== WHAT NEEDS TO BE DONE ==
Leaving out the pictures, restate each record below word for word.

== EXERCISE DATA ==

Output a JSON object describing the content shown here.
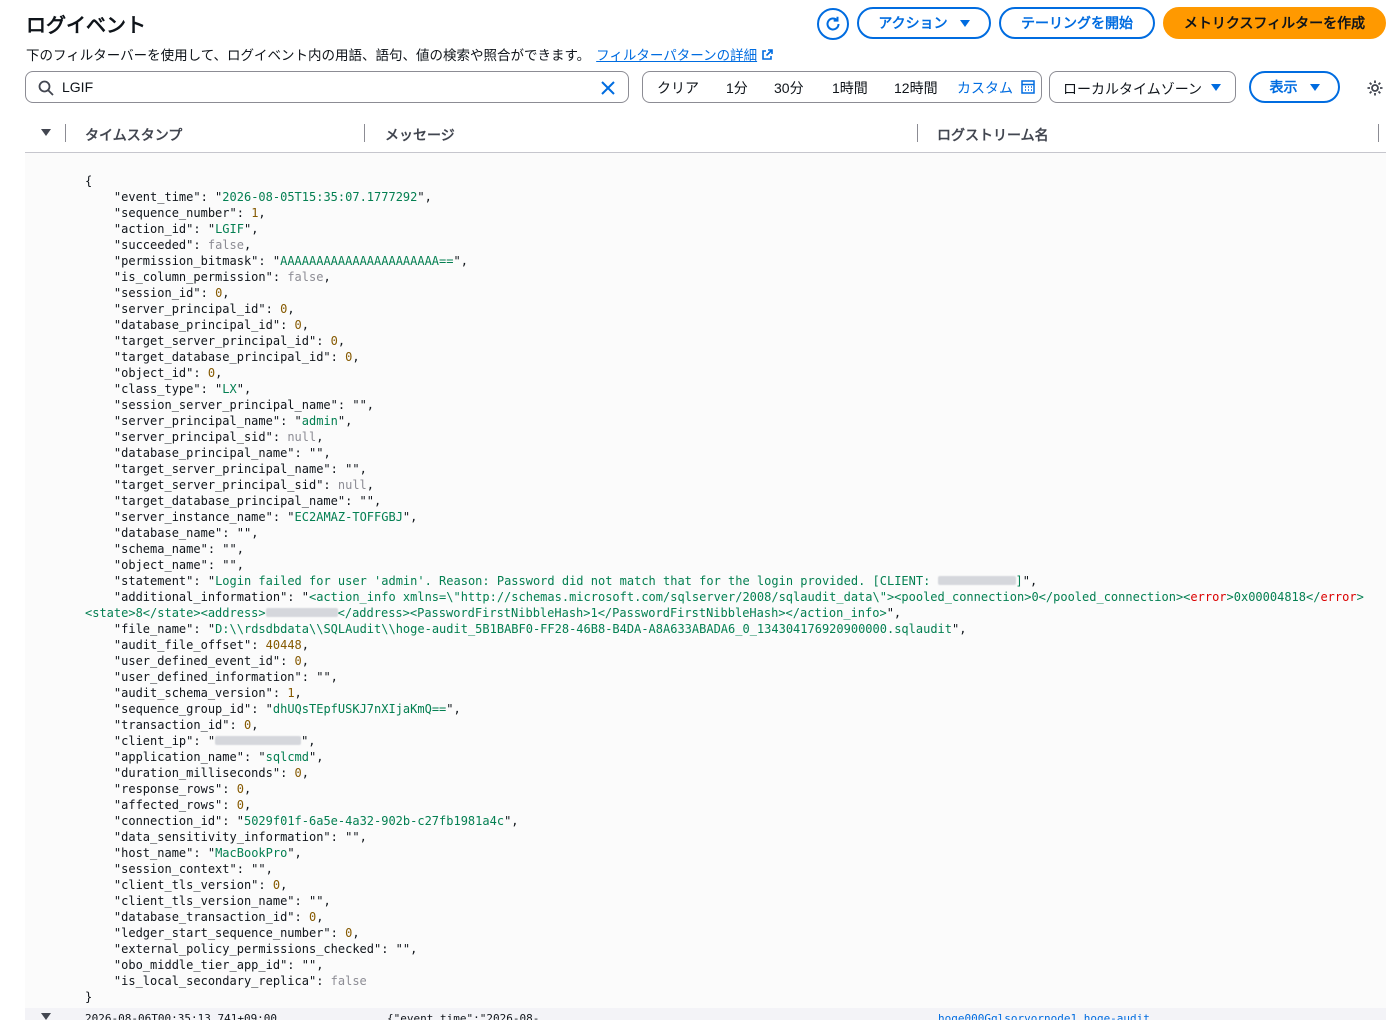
{
  "page": {
    "title": "ログイベント",
    "description": "下のフィルターバーを使用して、ログイベント内の用語、語句、値の検索や照合ができます。",
    "learn_more_link": "フィルターパターンの詳細"
  },
  "toolbar": {
    "actions_label": "アクション",
    "tail_label": "テーリングを開始",
    "create_metric_filter_label": "メトリクスフィルターを作成"
  },
  "search": {
    "value": "LGIF"
  },
  "time_range": {
    "clear": "クリア",
    "opt_1m": "1分",
    "opt_30m": "30分",
    "opt_1h": "1時間",
    "opt_12h": "12時間",
    "custom": "カスタム"
  },
  "timezone": {
    "selected": "ローカルタイムゾーン"
  },
  "display_label": "表示",
  "columns": {
    "timestamp": "タイムスタンプ",
    "message": "メッセージ",
    "log_stream": "ログストリーム名"
  },
  "log_event": {
    "event_time": "2026-08-05T15:35:07.1777292",
    "sequence_number": "1",
    "action_id": "LGIF",
    "succeeded": "false",
    "permission_bitmask": "AAAAAAAAAAAAAAAAAAAAAA==",
    "is_column_permission": "false",
    "session_id": "0",
    "server_principal_id": "0",
    "database_principal_id": "0",
    "target_server_principal_id": "0",
    "target_database_principal_id": "0",
    "object_id": "0",
    "class_type": "LX",
    "session_server_principal_name": "",
    "server_principal_name": "admin",
    "server_principal_sid": "null",
    "database_principal_name": "",
    "target_server_principal_name": "",
    "target_server_principal_sid": "null",
    "target_database_principal_name": "",
    "server_instance_name": "EC2AMAZ-TOFFGBJ",
    "database_name": "",
    "schema_name": "",
    "object_name": "",
    "statement": "Login failed for user 'admin'. Reason: Password did not match that for the login provided. [CLIENT: ",
    "additional_information_part1": "<action_info xmlns=\\\"http://schemas.microsoft.com/sqlserver/2008/sqlaudit_data\\\"><pooled_connection>0</pooled_connection><",
    "additional_information_error_tag": "error",
    "additional_information_error_value": ">0x00004818</",
    "additional_information_part2": "<state>8</state><address>",
    "additional_information_part3": "</address><PasswordFirstNibbleHash>1</PasswordFirstNibbleHash></action_info>",
    "file_name": "D:\\\\rdsdbdata\\\\SQLAudit\\\\hoge-audit_5B1BABF0-FF28-46B8-B4DA-A8A633ABADA6_0_134304176920900000.sqlaudit",
    "audit_file_offset": "40448",
    "user_defined_event_id": "0",
    "user_defined_information": "",
    "audit_schema_version": "1",
    "sequence_group_id": "dhUQsTEpfUSKJ7nXIjaKmQ==",
    "transaction_id": "0",
    "application_name": "sqlcmd",
    "duration_milliseconds": "0",
    "response_rows": "0",
    "affected_rows": "0",
    "connection_id": "5029f01f-6a5e-4a32-902b-c27fb1981a4c",
    "data_sensitivity_information": "",
    "host_name": "MacBookPro",
    "session_context": "",
    "client_tls_version": "0",
    "client_tls_version_name": "",
    "database_transaction_id": "0",
    "ledger_start_sequence_number": "0",
    "external_policy_permissions_checked": "",
    "obo_middle_tier_app_id": "",
    "is_local_secondary_replica": "false"
  },
  "next_row": {
    "timestamp": "2026-08-06T00:35:13.741+09:00",
    "message": "{\"event_time\":\"2026-08-",
    "log_stream": "hoge000Gqlsorvornode1.hoge-audit"
  },
  "colors": {
    "accent": "#006ce0",
    "primary_button": "#ff9900",
    "string": "#037f51",
    "number": "#855900",
    "error_tag": "#db0000"
  }
}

== TASK RESULT ==
Output a JSON object describing the content shown here.
{
  "page": {
    "title": "ログイベント",
    "description": "下のフィルターバーを使用して、ログイベント内の用語、語句、値の検索や照合ができます。",
    "learn_more_link": "フィルターパターンの詳細"
  },
  "toolbar": {
    "actions_label": "アクション",
    "tail_label": "テーリングを開始",
    "create_metric_filter_label": "メトリクスフィルターを作成"
  },
  "search": {
    "value": "LGIF"
  },
  "time_range": {
    "clear": "クリア",
    "opt_1m": "1分",
    "opt_30m": "30分",
    "opt_1h": "1時間",
    "opt_12h": "12時間",
    "custom": "カスタム"
  },
  "timezone": {
    "selected": "ローカルタイムゾーン"
  },
  "display_label": "表示",
  "columns": {
    "timestamp": "タイムスタンプ",
    "message": "メッセージ",
    "log_stream": "ログストリーム名"
  },
  "log_event": {
    "event_time": "2026-08-05T15:35:07.1777292",
    "sequence_number": "1",
    "action_id": "LGIF",
    "succeeded": "false",
    "permission_bitmask": "AAAAAAAAAAAAAAAAAAAAAA==",
    "is_column_permission": "false",
    "session_id": "0",
    "server_principal_id": "0",
    "database_principal_id": "0",
    "target_server_principal_id": "0",
    "target_database_principal_id": "0",
    "object_id": "0",
    "class_type": "LX",
    "session_server_principal_name": "",
    "server_principal_name": "admin",
    "server_principal_sid": "null",
    "database_principal_name": "",
    "target_server_principal_name": "",
    "target_server_principal_sid": "null",
    "target_database_principal_name": "",
    "server_instance_name": "EC2AMAZ-TOFFGBJ",
    "database_name": "",
    "schema_name": "",
    "object_name": "",
    "statement": "Login failed for user 'admin'. Reason: Password did not match that for the login provided. [CLIENT: ",
    "additional_information_part1": "<action_info xmlns=\\\"http://schemas.microsoft.com/sqlserver/2008/sqlaudit_data\\\"><pooled_connection>0</pooled_connection><",
    "additional_information_error_tag": "error",
    "additional_information_error_value": ">0x00004818</",
    "additional_information_part2": "<state>8</state><address>",
    "additional_information_part3": "</address><PasswordFirstNibbleHash>1</PasswordFirstNibbleHash></action_info>",
    "file_name": "D:\\\\rdsdbdata\\\\SQLAudit\\\\hoge-audit_5B1BABF0-FF28-46B8-B4DA-A8A633ABADA6_0_134304176920900000.sqlaudit",
    "audit_file_offset": "40448",
    "user_defined_event_id": "0",
    "user_defined_information": "",
    "audit_schema_version": "1",
    "sequence_group_id": "dhUQsTEpfUSKJ7nXIjaKmQ==",
    "transaction_id": "0",
    "application_name": "sqlcmd",
    "duration_milliseconds": "0",
    "response_rows": "0",
    "affected_rows": "0",
    "connection_id": "5029f01f-6a5e-4a32-902b-c27fb1981a4c",
    "data_sensitivity_information": "",
    "host_name": "MacBookPro",
    "session_context": "",
    "client_tls_version": "0",
    "client_tls_version_name": "",
    "database_transaction_id": "0",
    "ledger_start_sequence_number": "0",
    "external_policy_permissions_checked": "",
    "obo_middle_tier_app_id": "",
    "is_local_secondary_replica": "false"
  },
  "next_row": {
    "timestamp": "2026-08-06T00:35:13.741+09:00",
    "message": "{\"event_time\":\"2026-08-",
    "log_stream": "hoge000Gqlsorvornode1.hoge-audit"
  },
  "colors": {
    "accent": "#006ce0",
    "primary_button": "#ff9900",
    "string": "#037f51",
    "number": "#855900",
    "error_tag": "#db0000"
  }
}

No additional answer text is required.